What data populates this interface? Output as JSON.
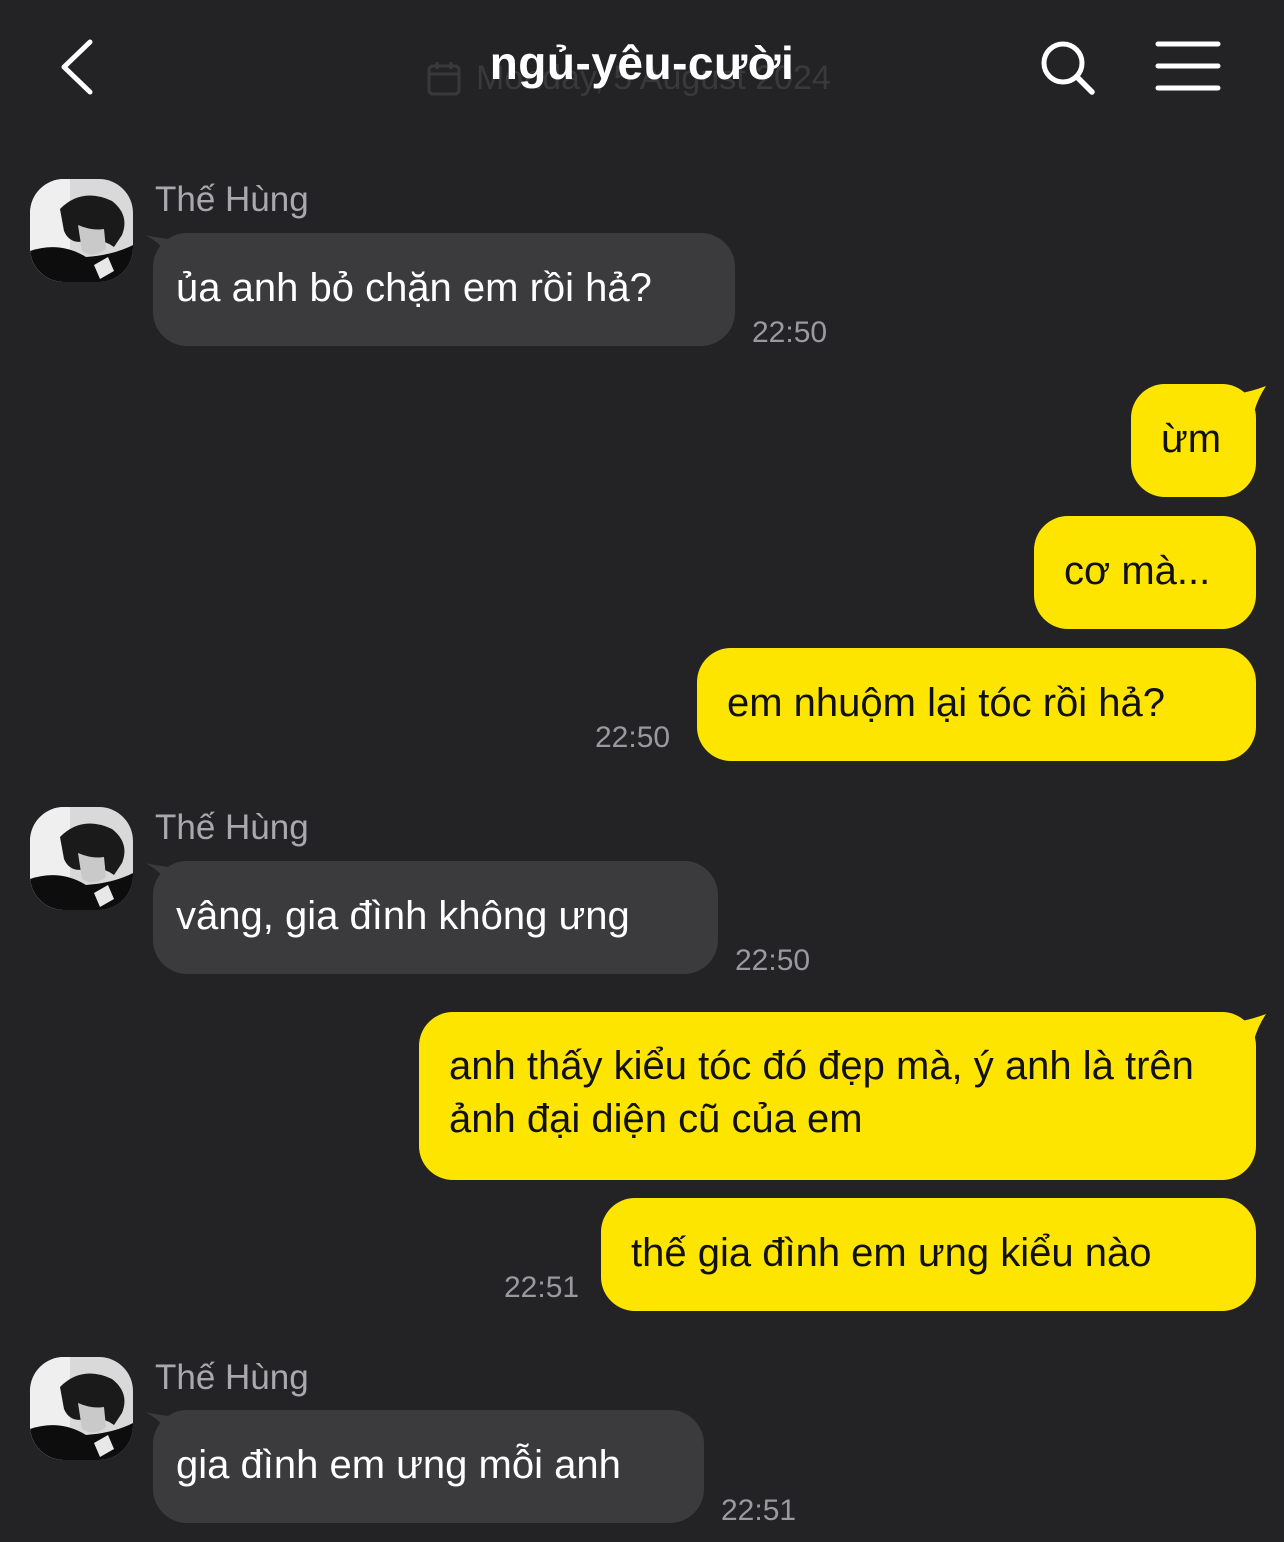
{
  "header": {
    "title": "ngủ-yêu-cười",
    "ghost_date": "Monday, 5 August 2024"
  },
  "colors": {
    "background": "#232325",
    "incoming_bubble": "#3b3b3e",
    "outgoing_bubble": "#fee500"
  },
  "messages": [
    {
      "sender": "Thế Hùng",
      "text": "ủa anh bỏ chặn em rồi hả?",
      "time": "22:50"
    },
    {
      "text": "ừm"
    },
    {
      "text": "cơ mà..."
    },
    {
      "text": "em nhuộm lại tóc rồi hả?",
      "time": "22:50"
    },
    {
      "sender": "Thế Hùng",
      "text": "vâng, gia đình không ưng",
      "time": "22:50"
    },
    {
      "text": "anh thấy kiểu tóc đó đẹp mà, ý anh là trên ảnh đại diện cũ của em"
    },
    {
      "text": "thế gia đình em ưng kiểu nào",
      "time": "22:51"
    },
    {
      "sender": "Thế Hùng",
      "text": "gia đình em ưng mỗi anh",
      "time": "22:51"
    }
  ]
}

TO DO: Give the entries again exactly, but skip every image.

RESPONSE BOX:
What data populates this interface? Output as JSON.
{
  "header": {
    "title": "ngủ-yêu-cười",
    "ghost_date": "Monday, 5 August 2024"
  },
  "colors": {
    "background": "#232325",
    "incoming_bubble": "#3b3b3e",
    "outgoing_bubble": "#fee500"
  },
  "messages": [
    {
      "sender": "Thế Hùng",
      "text": "ủa anh bỏ chặn em rồi hả?",
      "time": "22:50"
    },
    {
      "text": "ừm"
    },
    {
      "text": "cơ mà..."
    },
    {
      "text": "em nhuộm lại tóc rồi hả?",
      "time": "22:50"
    },
    {
      "sender": "Thế Hùng",
      "text": "vâng, gia đình không ưng",
      "time": "22:50"
    },
    {
      "text": "anh thấy kiểu tóc đó đẹp mà, ý anh là trên ảnh đại diện cũ của em"
    },
    {
      "text": "thế gia đình em ưng kiểu nào",
      "time": "22:51"
    },
    {
      "sender": "Thế Hùng",
      "text": "gia đình em ưng mỗi anh",
      "time": "22:51"
    }
  ]
}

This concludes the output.